OneNote has a very nice and handy calculator. Start using it NOW.
Estimated Reading Time 3 min
The Need for OneNote calculator
OneNote is not Excel. Nor does it aspire to be. But sometimes you want to get some calculations done WHILE you are taking notes or happen to be in OneNote for some other reason.
No need to start Excel or the Calculator. OneNote has a built-in calculator.
Just type the mathematical expression and press equals sign = followed by Spacebar. That’s it. OneNote will calculate it. You can add more calculations if required.
15 * 20 * 90 = <spacebar>
You can continue the calculation further if you want…
This works only in some cases. I have not yet figured out when it works and when it does not. When I do, I will post it here.
Plus, minus, divide ( / forward slash) and multiply (*) are the simple ones.
You can also use x or X for multiplication operations.
But it also supports factorial (!), exponential (^) and percentage (%).
Pi or Phi are also supported – you must add them from Insert Symbol.
As though this was not enough, it supports the following functions:
ABS, ACOS, ASIN, ATAN, COS, DEG, LN, LOG, LOG2, LOG10, MOD, PI, PHI, PMT, RAD, SIN, SQRT, TAN
Don’t like the built-in OneNote Calculator? Just disable it.
For whatever reason, if you don’t want the automatic calculations to happen, you can switch them off from File – Options – Advanced
This is a global setting. It will affect all notebooks.
If you want to stop calculation for only few instances, do NOT use this setting.
If an unwanted calculation happens, just use UNDO.
Come on. Show it off to your friends!
You can also refer to this MSDN article for details.
Very useful, I did not know this was possible. However, continuing after the initial calculation does not work for me.
You are right. It does not work.
It appears to work because it just gives the same expression again.
I have corrected the article accordingly.
This is very interesting but I wonder how to sum a column.
Sum of column is not available in OneNote. Word has it. But in OneNote you can convert a table to Excel and perform all kinds of calculations.
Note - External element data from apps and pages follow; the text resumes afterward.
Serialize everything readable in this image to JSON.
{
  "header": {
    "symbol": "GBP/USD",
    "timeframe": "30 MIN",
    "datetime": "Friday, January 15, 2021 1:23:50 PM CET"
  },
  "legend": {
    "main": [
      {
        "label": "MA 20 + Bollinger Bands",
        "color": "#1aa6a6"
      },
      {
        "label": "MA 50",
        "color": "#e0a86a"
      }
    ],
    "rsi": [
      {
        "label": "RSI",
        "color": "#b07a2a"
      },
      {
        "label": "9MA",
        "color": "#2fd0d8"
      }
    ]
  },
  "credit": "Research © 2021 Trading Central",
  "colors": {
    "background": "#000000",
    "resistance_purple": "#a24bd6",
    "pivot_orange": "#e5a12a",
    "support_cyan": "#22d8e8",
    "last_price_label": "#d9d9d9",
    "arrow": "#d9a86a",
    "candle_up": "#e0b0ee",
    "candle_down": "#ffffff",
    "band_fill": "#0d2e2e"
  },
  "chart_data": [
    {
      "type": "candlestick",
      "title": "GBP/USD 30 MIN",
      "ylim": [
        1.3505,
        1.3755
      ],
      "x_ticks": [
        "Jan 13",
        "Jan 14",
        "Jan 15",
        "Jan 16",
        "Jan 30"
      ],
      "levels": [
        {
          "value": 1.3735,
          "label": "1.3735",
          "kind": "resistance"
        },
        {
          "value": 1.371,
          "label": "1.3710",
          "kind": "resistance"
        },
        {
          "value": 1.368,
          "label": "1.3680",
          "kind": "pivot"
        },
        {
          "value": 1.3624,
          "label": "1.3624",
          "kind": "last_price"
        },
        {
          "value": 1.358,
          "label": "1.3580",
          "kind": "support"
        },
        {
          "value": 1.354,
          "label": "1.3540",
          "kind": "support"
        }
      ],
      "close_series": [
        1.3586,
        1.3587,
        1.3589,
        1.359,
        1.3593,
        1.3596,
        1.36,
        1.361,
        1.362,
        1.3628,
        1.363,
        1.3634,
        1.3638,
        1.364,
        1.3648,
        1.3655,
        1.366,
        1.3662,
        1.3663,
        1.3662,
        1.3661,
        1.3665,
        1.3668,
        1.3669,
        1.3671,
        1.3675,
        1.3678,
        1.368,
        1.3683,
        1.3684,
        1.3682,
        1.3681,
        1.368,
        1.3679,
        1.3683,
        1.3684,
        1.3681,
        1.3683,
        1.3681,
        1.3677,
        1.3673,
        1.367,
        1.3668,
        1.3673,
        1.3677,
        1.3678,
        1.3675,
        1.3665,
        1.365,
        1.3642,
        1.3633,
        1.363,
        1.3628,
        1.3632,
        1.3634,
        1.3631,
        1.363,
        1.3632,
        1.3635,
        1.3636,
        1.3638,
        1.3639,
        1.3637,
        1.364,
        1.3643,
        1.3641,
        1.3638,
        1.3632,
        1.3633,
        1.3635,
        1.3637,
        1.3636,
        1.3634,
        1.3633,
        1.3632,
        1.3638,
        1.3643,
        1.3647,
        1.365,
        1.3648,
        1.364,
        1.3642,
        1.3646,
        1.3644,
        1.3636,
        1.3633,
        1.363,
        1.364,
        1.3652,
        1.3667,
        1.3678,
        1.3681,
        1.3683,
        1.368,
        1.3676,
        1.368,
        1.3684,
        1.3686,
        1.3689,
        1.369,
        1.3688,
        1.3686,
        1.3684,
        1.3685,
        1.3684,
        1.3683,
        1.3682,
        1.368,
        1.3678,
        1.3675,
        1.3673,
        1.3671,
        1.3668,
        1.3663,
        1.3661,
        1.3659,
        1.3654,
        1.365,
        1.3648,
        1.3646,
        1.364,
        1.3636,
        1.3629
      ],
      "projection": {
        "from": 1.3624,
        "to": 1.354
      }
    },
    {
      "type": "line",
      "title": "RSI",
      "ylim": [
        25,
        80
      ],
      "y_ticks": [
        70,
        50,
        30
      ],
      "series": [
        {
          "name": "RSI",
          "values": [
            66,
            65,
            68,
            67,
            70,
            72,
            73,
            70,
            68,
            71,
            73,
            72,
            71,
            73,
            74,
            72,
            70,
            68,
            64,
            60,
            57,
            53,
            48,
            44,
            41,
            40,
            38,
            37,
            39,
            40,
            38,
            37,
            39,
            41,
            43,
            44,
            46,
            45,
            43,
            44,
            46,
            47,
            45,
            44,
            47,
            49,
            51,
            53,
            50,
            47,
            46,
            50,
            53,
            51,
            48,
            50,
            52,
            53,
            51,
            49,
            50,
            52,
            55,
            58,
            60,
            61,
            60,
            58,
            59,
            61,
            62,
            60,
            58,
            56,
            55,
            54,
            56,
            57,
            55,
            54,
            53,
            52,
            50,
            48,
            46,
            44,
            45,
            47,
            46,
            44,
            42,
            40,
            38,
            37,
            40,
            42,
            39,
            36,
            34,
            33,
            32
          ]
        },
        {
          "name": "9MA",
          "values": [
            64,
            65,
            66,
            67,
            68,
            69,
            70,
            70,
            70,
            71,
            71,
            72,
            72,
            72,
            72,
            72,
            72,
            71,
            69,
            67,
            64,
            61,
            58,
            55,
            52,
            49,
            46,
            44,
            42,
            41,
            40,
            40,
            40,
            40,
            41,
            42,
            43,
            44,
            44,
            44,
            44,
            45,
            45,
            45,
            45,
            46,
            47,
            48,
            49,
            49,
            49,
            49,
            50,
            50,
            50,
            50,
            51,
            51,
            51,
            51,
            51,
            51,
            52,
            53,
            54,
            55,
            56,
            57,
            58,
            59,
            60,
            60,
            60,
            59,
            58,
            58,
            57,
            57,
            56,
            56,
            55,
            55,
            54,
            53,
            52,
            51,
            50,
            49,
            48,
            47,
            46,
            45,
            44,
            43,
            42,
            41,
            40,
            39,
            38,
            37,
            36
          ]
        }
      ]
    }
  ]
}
I wonder if it’s ever going to work with hand written expressions..?! 🙂 Would be awesome!
You can convert ink to text and then press = sign to calculate.
Why are you not responding Nitin Paranjape? There is no need to invite readers to react & then for you te remain silent. Not very professional.
Sorry. Missed responding to your earlier messages.
Replied already. Usually I respond within a day or two.
These two responses were left unanswered because I wanted to do some research before responding and then it slipped my mind.
i noticed it seems to do power calculations wrong. I wrote 2 (superscript) 4 = and it gives me 24. but when i write 2^4 = 16. It must understand the subscript as something different than a power function?
2^4 is the right way of typing a formula. Superscript does not calculate anything. It is just showing you 2 and 4 as 24 – completely ignoring the superscript formatting.
Try 2(superscript)4589 the result will be 24589.